**** Records supplied
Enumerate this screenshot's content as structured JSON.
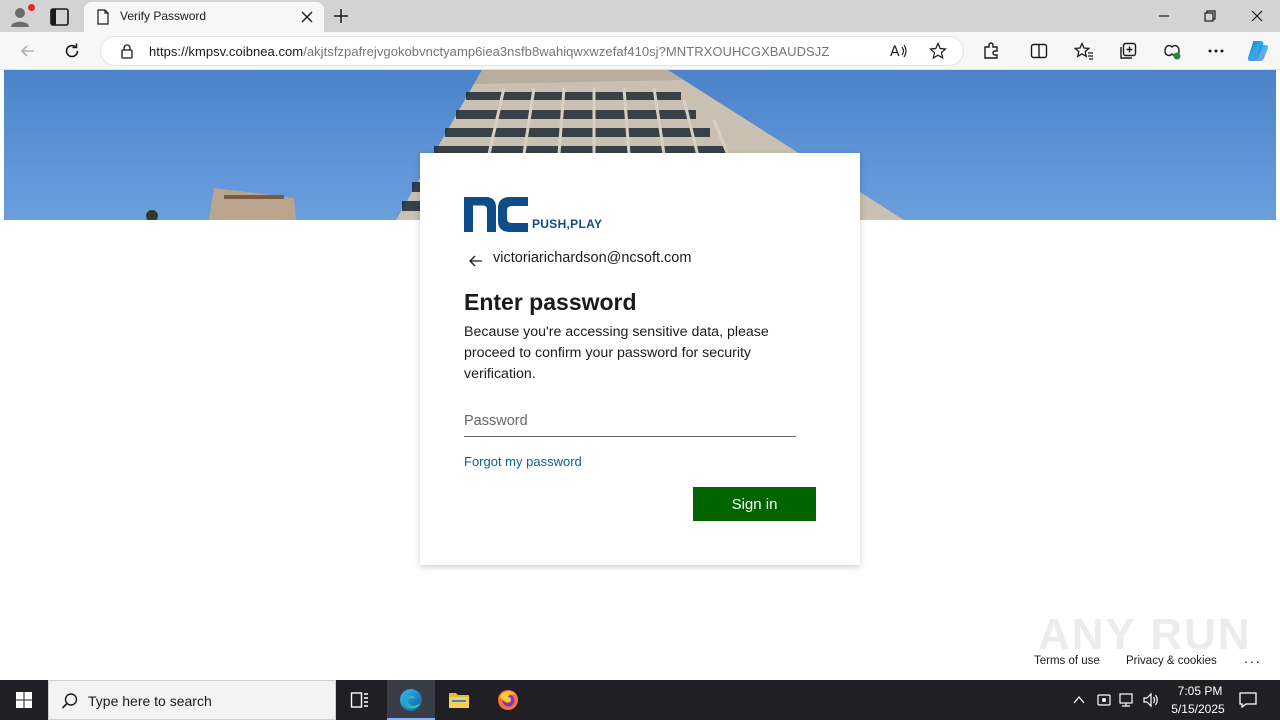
{
  "browser": {
    "tab_title": "Verify Password",
    "url_host": "https://kmpsv.coibnea.com",
    "url_path": "/akjtsfzpafrejvgokobvnctyamp6iea3nsfb8wahiqwxwzefaf410sj?MNTRXOUHCGXBAUDSJZ"
  },
  "login": {
    "brand_tagline": "PUSH,PLAY",
    "email": "victoriarichardson@ncsoft.com",
    "title": "Enter password",
    "description": "Because you're accessing sensitive data, please proceed to confirm your password for security verification.",
    "password_placeholder": "Password",
    "password_value": "",
    "forgot_link": "Forgot my password",
    "signin_label": "Sign in"
  },
  "footer": {
    "terms": "Terms of use",
    "privacy": "Privacy & cookies",
    "more": "..."
  },
  "watermark": "ANY RUN",
  "taskbar": {
    "search_placeholder": "Type here to search",
    "time": "7:05 PM",
    "date": "5/15/2025"
  },
  "colors": {
    "signin_bg": "#006400",
    "link": "#0f6198",
    "brand": "#0f4c8a"
  }
}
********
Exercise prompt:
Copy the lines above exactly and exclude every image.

Output of the exercise:
Enumerate this screenshot's content as structured JSON.
{
  "browser": {
    "tab_title": "Verify Password",
    "url_host": "https://kmpsv.coibnea.com",
    "url_path": "/akjtsfzpafrejvgokobvnctyamp6iea3nsfb8wahiqwxwzefaf410sj?MNTRXOUHCGXBAUDSJZ"
  },
  "login": {
    "brand_tagline": "PUSH,PLAY",
    "email": "victoriarichardson@ncsoft.com",
    "title": "Enter password",
    "description": "Because you're accessing sensitive data, please proceed to confirm your password for security verification.",
    "password_placeholder": "Password",
    "password_value": "",
    "forgot_link": "Forgot my password",
    "signin_label": "Sign in"
  },
  "footer": {
    "terms": "Terms of use",
    "privacy": "Privacy & cookies",
    "more": "..."
  },
  "watermark": "ANY RUN",
  "taskbar": {
    "search_placeholder": "Type here to search",
    "time": "7:05 PM",
    "date": "5/15/2025"
  },
  "colors": {
    "signin_bg": "#006400",
    "link": "#0f6198",
    "brand": "#0f4c8a"
  }
}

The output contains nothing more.